Police service is often the most cherished and visible municipal service—and inevitably one of the costliest. When it comes to balancing local government costs and quality of life, law enforcement increasingly is part of the public conversation. Too often, the immediate reflex is to equate cost savings in law enforcement with compromising public safety. That need not be the case.
A dichotomy drives the challenge

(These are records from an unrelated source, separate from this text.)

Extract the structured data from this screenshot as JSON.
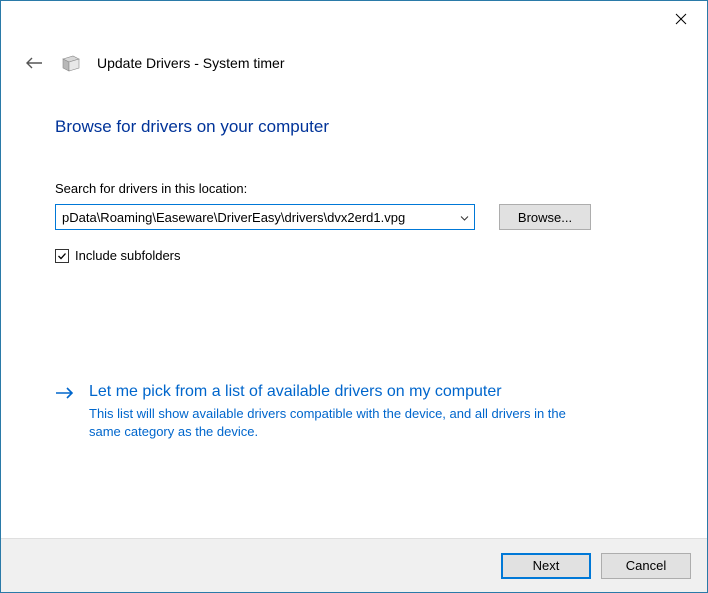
{
  "window": {
    "title": "Update Drivers - System timer"
  },
  "heading": "Browse for drivers on your computer",
  "search": {
    "label": "Search for drivers in this location:",
    "path": "pData\\Roaming\\Easeware\\DriverEasy\\drivers\\dvx2erd1.vpg",
    "browse_label": "Browse..."
  },
  "subfolders": {
    "label": "Include subfolders",
    "checked": true
  },
  "pick": {
    "title": "Let me pick from a list of available drivers on my computer",
    "desc": "This list will show available drivers compatible with the device, and all drivers in the same category as the device."
  },
  "footer": {
    "next": "Next",
    "cancel": "Cancel"
  }
}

First, there’s emotion involved. We like the sense of security that comes with knowing an officer is patrolling our street. Whether responding to emergencies and criminal activity or getting to know residents on a first-name basis, police form bonds and fill roles that many residents consider vital for their community. Recently I learned some youths in my own neighborhood had accosted one of my neighbors. When I found out how intimately the police officers know the community and possible perpetrators, I could turn my attention away from being fearful for my family and instead focus on community advocacy and intervention.

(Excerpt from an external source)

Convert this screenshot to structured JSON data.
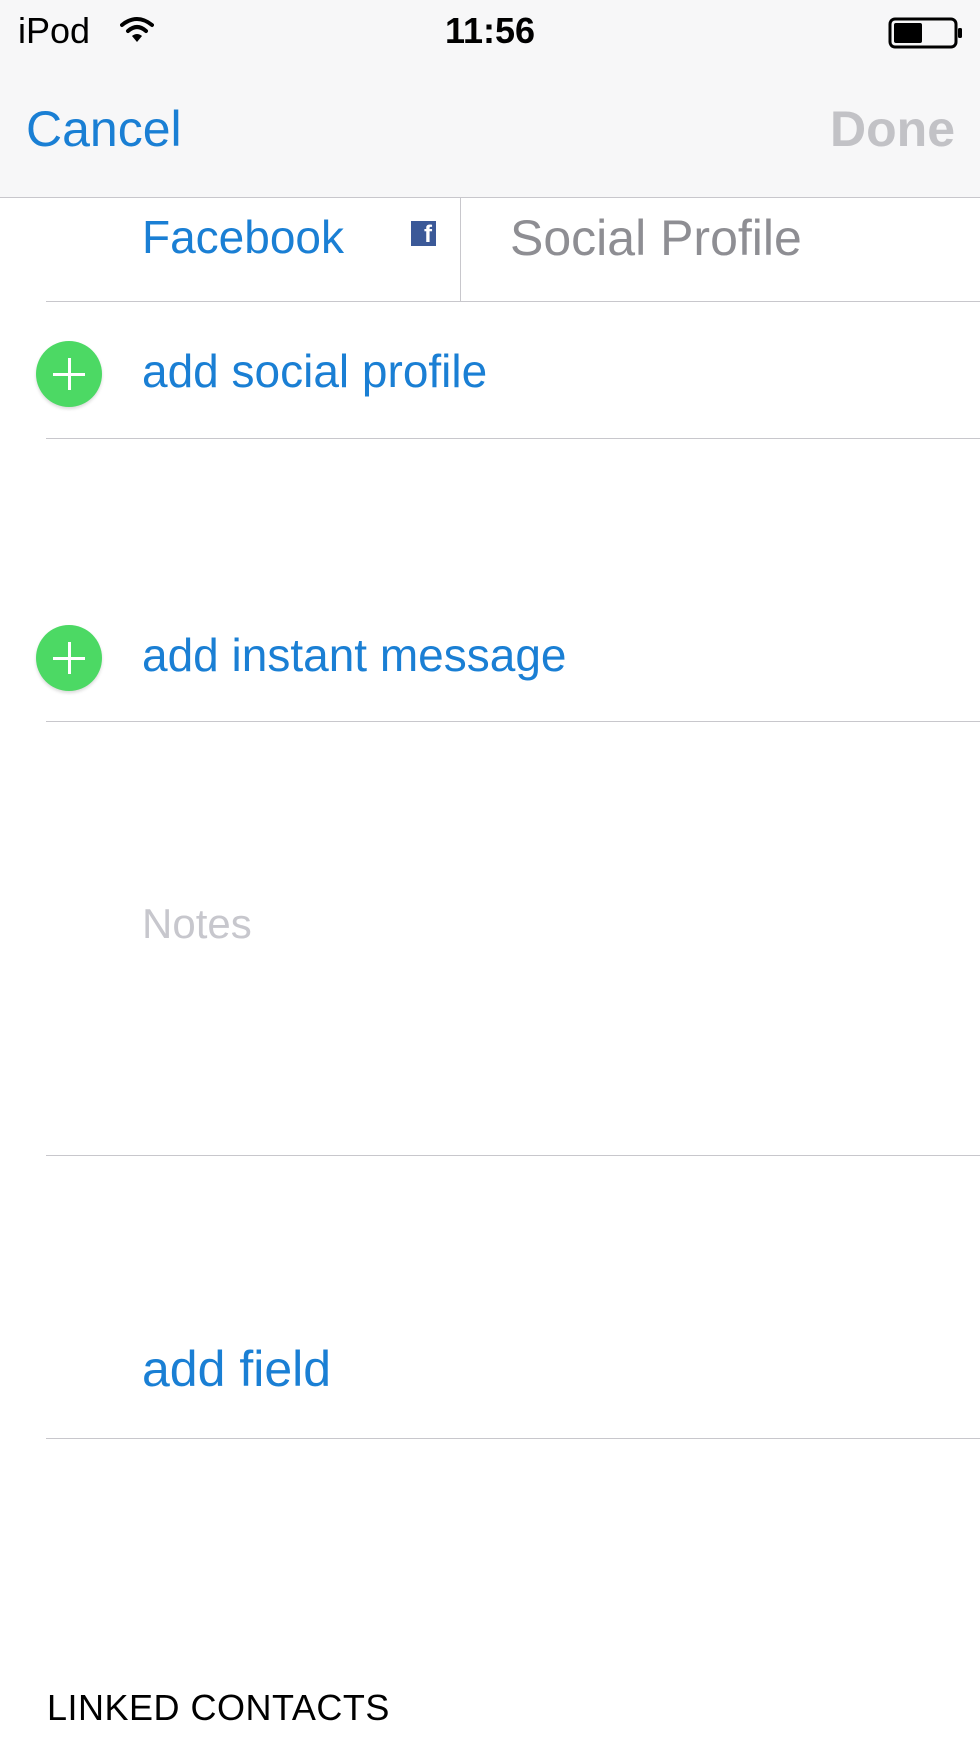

Second, there are dollars and cents involved. Local governments across the country are more constrained than ever by limited resources and rising costs. In New York and New Jersey, for example, pension and other negotiated benefits are driving mandated annual increases that result in many governments bumping up against their state’s 2% cap on the growth in the tax levy. Plus in New York existing police union contracts are further insulated from certain cost pressures by law (i.e., Taylor Law, Triborough Amendment) and unions can exercise a binding arbitration process that has historically produced favorable outcomes for their members.